Data provided:
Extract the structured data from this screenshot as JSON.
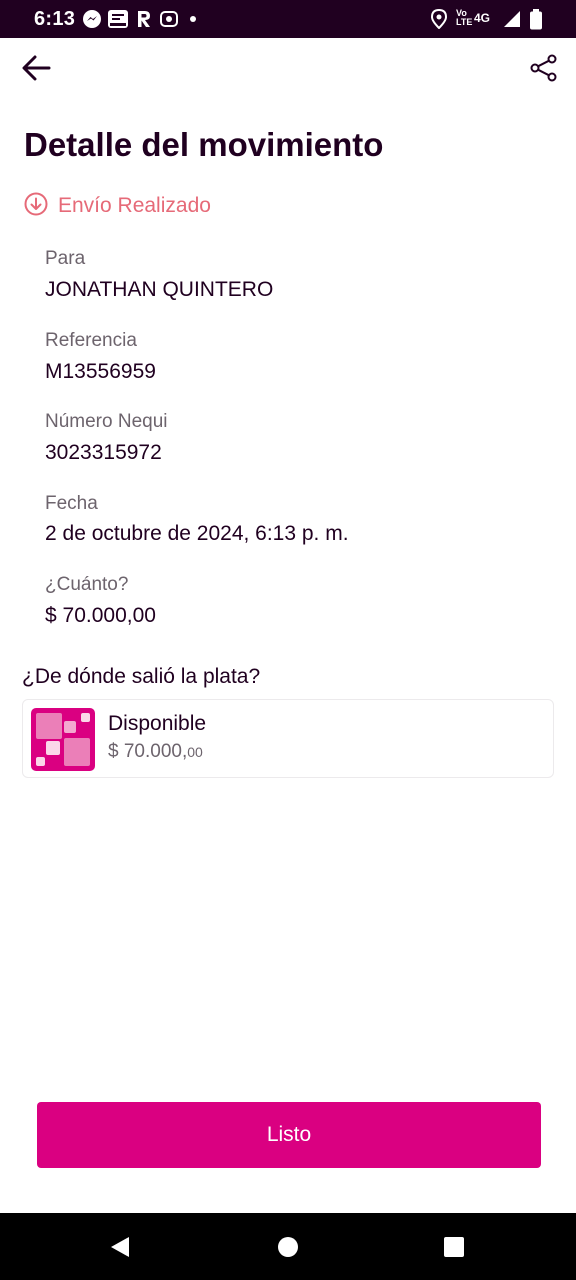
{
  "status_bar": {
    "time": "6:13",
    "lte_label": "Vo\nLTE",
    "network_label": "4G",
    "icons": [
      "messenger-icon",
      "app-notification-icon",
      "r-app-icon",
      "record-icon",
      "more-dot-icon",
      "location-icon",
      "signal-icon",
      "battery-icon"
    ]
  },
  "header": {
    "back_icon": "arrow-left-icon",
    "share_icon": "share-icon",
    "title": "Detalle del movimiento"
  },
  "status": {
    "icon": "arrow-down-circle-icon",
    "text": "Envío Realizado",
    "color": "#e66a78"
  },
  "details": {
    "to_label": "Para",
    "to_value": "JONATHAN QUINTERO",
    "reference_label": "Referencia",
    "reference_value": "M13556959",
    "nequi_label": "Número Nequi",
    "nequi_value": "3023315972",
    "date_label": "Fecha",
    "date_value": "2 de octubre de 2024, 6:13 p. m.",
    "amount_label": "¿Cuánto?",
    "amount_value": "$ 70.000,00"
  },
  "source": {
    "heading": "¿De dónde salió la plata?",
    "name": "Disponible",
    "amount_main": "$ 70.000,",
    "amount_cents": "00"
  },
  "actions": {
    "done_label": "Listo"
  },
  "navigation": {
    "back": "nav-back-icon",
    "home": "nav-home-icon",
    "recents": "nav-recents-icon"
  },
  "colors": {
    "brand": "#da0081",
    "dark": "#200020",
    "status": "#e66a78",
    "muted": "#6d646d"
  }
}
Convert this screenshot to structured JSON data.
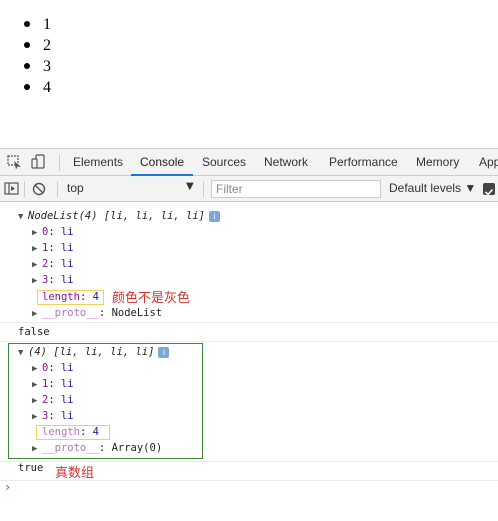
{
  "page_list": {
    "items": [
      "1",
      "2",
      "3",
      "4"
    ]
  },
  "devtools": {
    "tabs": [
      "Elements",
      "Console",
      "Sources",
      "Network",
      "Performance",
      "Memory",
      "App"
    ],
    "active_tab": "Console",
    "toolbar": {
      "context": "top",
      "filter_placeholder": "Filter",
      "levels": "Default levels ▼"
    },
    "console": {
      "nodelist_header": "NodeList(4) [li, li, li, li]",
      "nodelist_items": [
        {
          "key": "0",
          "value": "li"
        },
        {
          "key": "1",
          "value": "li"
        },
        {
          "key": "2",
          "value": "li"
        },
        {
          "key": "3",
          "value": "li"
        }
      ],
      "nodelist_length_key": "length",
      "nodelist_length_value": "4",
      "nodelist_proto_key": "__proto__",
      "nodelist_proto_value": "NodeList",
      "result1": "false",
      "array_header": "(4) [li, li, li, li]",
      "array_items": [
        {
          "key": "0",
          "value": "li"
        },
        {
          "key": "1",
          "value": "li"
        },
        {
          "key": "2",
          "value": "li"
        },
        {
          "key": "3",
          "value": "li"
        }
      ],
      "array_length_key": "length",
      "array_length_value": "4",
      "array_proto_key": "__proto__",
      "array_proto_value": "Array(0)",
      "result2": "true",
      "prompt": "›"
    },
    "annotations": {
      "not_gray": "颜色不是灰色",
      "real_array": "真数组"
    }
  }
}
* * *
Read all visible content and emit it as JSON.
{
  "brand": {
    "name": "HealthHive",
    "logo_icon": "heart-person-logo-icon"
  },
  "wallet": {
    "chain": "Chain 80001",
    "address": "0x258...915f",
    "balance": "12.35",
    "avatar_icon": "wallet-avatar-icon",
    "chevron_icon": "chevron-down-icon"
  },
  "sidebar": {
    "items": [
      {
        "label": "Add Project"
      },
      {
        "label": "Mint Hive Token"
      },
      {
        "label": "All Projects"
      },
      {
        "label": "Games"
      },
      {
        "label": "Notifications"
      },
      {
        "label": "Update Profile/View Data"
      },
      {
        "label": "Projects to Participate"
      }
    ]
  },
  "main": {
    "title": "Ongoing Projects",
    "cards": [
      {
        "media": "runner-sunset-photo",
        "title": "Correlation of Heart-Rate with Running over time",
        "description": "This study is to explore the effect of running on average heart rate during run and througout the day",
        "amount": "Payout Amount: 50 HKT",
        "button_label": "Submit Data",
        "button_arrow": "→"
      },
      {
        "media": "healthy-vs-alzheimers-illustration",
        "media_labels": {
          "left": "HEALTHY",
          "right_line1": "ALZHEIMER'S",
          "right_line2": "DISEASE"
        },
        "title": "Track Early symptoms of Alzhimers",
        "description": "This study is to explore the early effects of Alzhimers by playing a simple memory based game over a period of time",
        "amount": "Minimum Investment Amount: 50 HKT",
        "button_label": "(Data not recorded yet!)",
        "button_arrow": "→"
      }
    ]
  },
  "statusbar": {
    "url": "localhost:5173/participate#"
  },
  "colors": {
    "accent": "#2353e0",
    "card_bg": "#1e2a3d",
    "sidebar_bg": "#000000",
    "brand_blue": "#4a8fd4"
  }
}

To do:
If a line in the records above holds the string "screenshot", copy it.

Answer to the problem:
Extract the structured data from this screenshot as JSON.
Convert this screenshot to structured JSON data.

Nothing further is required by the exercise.